Task goal:
Copy every line of the data that contains the string "kind".

Data about app and page elements:
▬▬▬
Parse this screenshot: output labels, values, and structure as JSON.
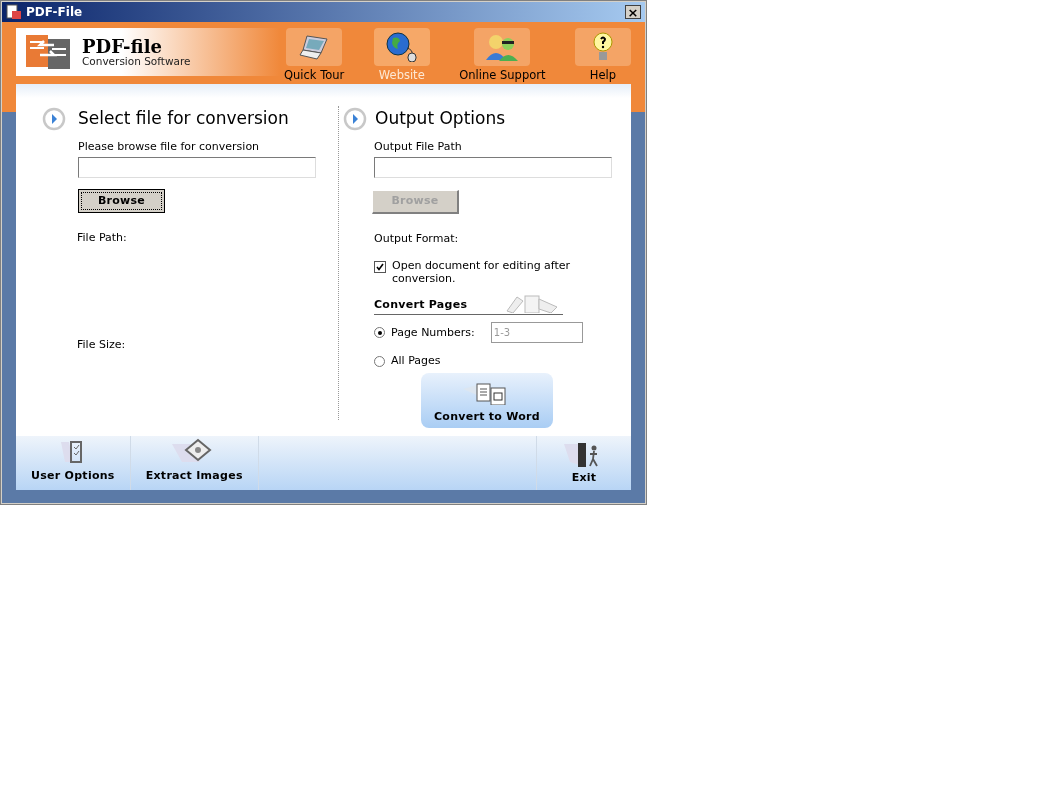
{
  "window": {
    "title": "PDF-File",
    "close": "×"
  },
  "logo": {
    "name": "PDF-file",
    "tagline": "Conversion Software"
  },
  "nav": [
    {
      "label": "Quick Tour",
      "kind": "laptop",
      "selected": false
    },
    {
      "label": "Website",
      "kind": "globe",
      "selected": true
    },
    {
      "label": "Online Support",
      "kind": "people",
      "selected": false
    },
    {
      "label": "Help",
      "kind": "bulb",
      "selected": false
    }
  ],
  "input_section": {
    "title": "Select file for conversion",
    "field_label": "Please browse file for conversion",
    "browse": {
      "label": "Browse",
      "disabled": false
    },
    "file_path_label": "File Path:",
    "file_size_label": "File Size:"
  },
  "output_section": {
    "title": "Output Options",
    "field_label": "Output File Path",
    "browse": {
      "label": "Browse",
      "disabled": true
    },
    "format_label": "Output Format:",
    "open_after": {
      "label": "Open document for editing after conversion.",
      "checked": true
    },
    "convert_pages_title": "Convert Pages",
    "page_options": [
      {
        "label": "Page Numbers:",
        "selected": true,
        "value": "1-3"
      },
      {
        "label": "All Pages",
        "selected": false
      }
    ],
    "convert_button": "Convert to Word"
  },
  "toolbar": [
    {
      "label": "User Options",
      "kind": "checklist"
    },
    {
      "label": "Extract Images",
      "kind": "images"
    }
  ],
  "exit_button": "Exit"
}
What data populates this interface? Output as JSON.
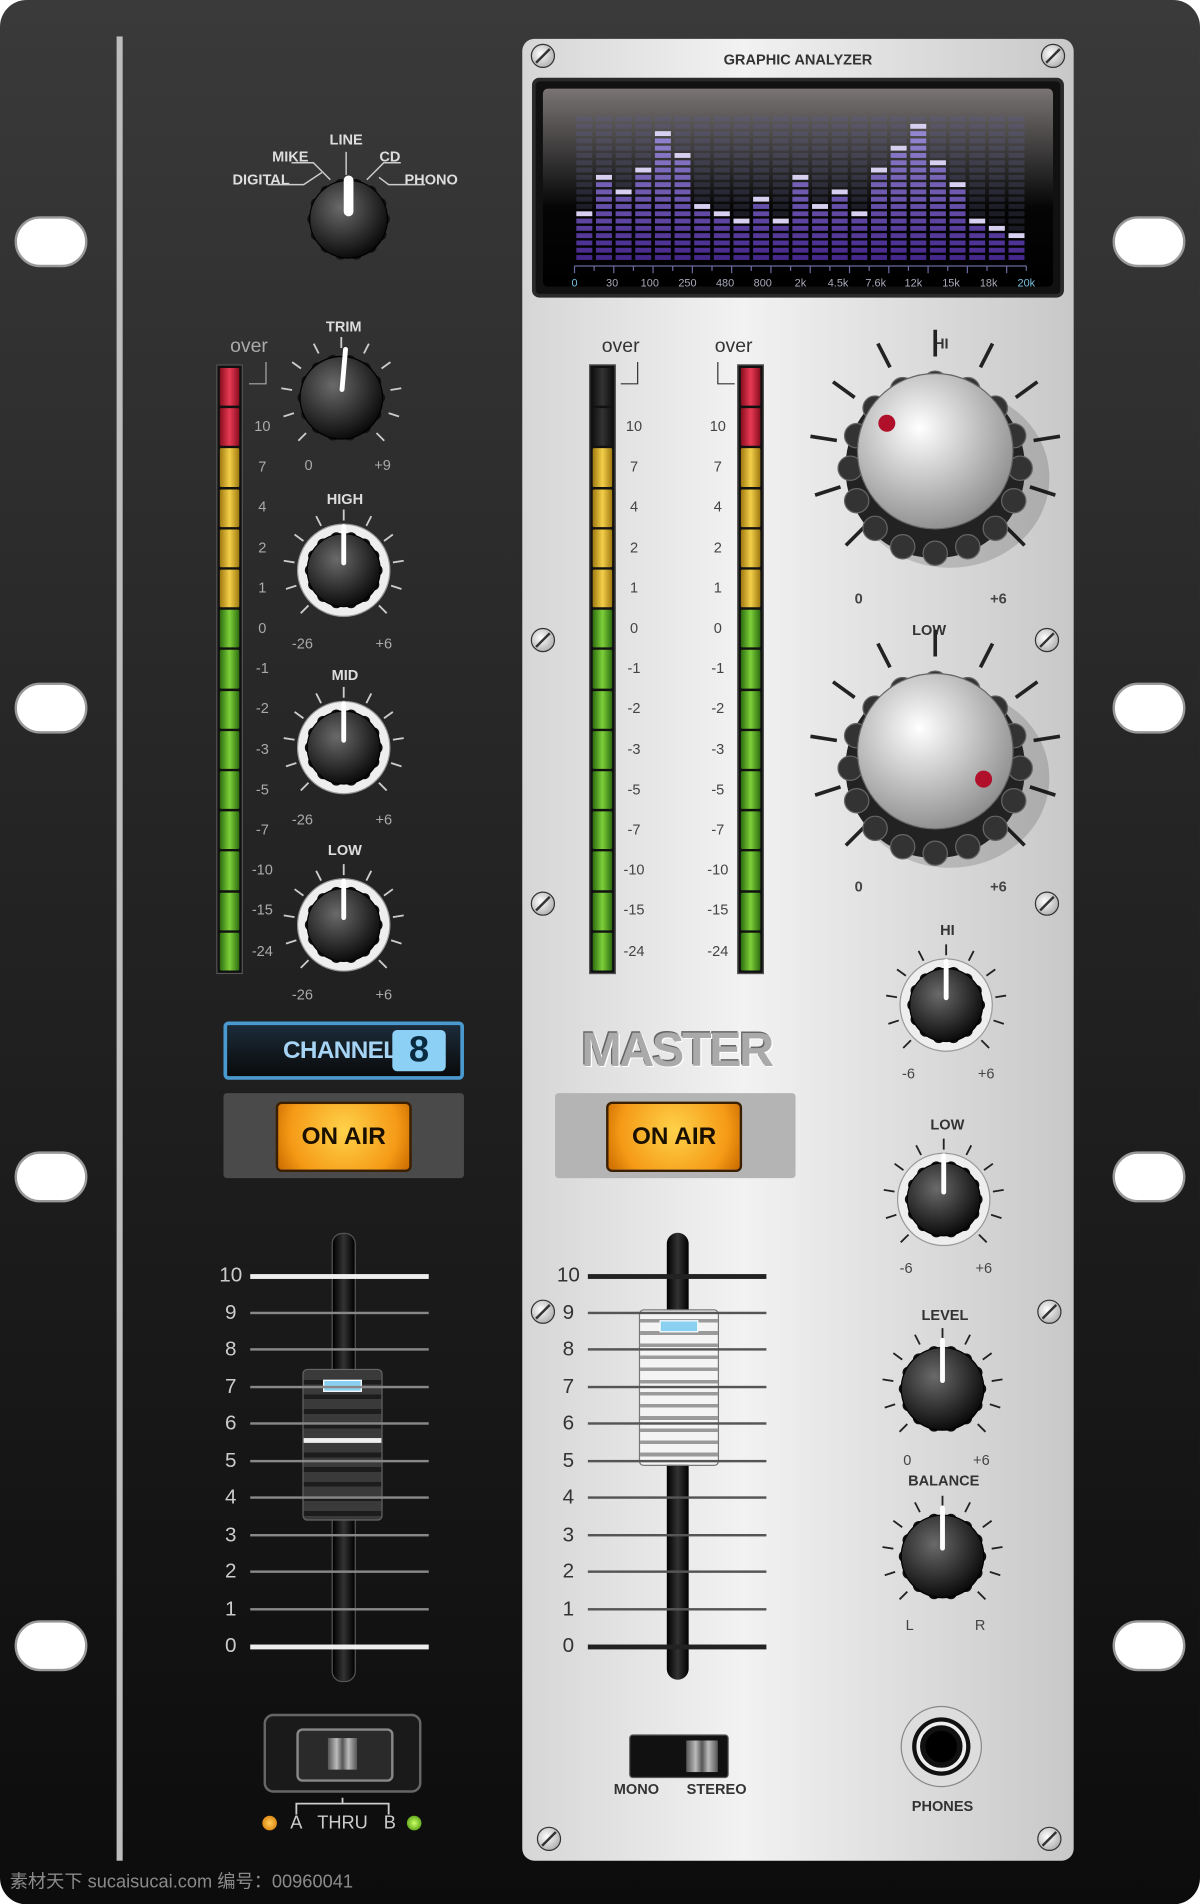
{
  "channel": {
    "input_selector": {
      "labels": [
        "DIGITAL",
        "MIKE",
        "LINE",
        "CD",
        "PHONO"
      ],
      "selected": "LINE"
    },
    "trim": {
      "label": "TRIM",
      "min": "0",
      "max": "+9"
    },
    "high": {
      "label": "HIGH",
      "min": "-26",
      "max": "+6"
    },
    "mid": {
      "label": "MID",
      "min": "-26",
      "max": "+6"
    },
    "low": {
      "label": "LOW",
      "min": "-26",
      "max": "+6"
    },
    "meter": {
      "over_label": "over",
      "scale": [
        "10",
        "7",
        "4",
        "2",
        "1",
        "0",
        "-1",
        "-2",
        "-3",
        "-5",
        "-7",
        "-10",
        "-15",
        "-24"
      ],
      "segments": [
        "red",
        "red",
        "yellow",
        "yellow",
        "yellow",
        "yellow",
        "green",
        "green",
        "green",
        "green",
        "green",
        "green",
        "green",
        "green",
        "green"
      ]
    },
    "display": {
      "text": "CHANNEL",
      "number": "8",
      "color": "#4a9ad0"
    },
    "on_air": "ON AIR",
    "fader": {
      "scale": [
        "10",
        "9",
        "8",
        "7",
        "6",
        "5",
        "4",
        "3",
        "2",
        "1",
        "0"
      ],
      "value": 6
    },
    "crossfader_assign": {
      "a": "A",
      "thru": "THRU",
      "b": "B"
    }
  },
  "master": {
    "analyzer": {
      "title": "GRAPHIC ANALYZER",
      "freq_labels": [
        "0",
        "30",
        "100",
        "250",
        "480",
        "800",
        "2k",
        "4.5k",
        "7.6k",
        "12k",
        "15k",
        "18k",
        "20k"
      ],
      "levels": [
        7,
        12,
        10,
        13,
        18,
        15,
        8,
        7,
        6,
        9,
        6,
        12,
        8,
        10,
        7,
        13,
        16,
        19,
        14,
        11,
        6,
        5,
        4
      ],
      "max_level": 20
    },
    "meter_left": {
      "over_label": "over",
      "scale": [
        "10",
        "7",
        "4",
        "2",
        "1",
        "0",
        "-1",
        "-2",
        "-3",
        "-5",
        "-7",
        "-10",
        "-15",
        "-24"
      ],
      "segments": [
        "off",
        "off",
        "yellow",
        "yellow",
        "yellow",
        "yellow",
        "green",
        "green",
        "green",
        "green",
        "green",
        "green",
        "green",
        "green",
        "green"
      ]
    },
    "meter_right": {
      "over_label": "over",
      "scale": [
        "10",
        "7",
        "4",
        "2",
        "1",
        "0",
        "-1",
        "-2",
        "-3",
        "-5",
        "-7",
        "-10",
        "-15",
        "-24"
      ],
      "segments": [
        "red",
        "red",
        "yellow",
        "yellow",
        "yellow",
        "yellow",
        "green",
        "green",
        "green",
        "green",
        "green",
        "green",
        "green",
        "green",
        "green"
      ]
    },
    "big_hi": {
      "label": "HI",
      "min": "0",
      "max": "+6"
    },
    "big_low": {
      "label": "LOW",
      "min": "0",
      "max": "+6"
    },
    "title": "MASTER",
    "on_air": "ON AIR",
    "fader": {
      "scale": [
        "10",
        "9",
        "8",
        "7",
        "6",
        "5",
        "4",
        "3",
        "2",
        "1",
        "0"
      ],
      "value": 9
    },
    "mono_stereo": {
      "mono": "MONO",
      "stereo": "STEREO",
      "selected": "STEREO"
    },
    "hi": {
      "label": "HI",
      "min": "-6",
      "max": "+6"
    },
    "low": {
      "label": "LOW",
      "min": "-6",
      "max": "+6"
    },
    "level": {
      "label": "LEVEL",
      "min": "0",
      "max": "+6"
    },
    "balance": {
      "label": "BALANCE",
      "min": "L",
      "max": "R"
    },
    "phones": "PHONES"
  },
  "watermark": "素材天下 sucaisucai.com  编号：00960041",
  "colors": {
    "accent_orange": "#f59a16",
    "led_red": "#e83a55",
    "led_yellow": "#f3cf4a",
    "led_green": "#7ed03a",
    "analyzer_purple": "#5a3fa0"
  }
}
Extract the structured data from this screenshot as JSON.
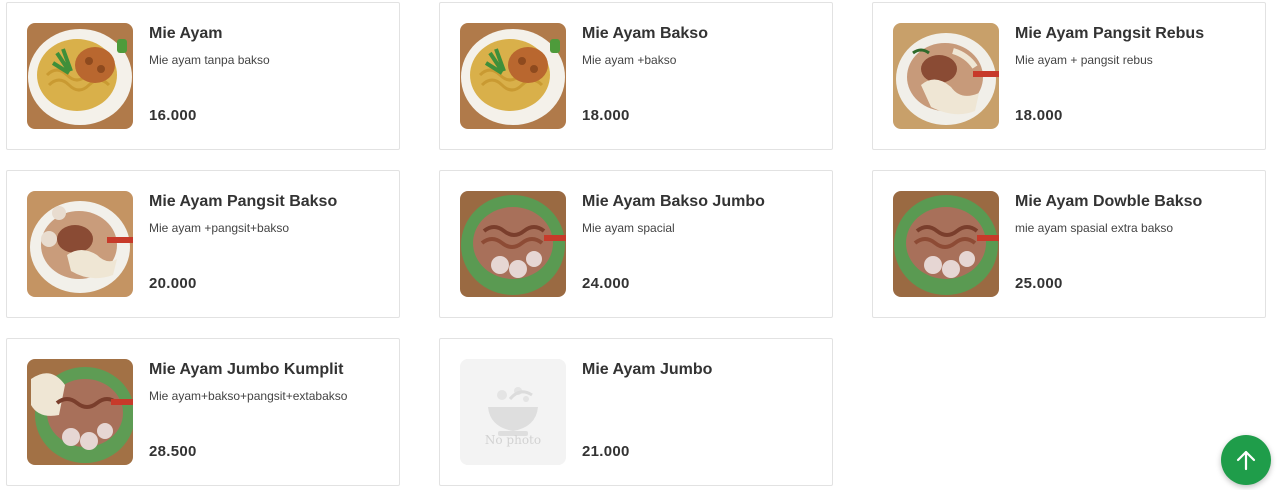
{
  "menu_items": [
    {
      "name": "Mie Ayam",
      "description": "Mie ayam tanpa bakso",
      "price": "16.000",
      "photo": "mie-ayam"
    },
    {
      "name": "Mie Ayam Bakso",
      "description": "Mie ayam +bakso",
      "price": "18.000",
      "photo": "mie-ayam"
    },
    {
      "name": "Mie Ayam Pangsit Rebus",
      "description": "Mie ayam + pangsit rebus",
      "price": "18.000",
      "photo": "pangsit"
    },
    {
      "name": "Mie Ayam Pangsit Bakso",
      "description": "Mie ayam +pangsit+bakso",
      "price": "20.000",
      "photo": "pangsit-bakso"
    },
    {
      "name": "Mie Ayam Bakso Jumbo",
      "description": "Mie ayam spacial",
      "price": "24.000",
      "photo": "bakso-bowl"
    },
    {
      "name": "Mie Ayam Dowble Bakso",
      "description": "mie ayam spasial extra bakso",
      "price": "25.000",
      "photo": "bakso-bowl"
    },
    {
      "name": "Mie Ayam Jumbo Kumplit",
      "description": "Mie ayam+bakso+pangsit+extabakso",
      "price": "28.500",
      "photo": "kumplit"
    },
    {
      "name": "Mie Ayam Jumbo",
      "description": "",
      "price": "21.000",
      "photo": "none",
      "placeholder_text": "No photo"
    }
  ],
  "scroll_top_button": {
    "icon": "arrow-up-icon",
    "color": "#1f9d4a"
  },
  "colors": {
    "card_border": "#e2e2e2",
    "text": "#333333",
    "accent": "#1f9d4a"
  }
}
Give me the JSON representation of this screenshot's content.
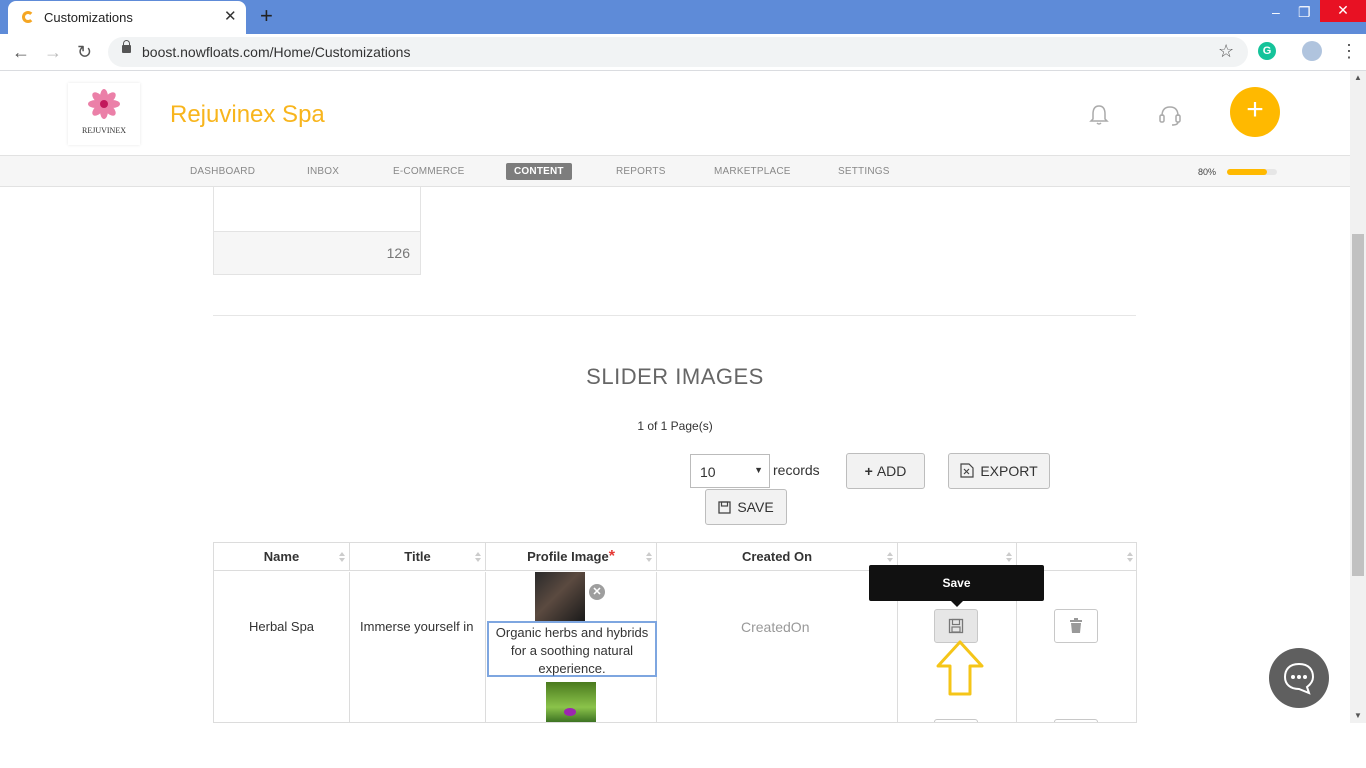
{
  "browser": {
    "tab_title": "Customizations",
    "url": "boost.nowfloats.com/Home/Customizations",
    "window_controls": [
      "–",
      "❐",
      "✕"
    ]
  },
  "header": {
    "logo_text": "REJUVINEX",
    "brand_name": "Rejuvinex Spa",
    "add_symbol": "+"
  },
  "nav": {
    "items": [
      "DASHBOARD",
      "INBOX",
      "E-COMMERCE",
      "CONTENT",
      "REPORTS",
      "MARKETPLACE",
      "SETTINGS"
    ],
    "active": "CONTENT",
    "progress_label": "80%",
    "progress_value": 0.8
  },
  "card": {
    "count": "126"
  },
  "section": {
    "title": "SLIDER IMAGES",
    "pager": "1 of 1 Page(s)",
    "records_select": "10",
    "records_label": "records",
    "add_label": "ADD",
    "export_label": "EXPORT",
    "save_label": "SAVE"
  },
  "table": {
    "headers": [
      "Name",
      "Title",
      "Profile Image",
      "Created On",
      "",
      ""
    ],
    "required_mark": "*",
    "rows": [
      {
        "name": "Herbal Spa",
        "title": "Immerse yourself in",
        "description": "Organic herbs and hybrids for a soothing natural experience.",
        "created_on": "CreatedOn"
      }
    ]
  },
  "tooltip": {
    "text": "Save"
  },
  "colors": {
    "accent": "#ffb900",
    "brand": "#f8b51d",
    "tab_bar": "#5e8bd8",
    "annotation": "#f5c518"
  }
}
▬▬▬
Response to the exercise:
      "kind": "laptop",
      "kind": "globe",
      "kind": "people",
      "kind": "bulb",
      "kind": "checklist"
      "kind": "images"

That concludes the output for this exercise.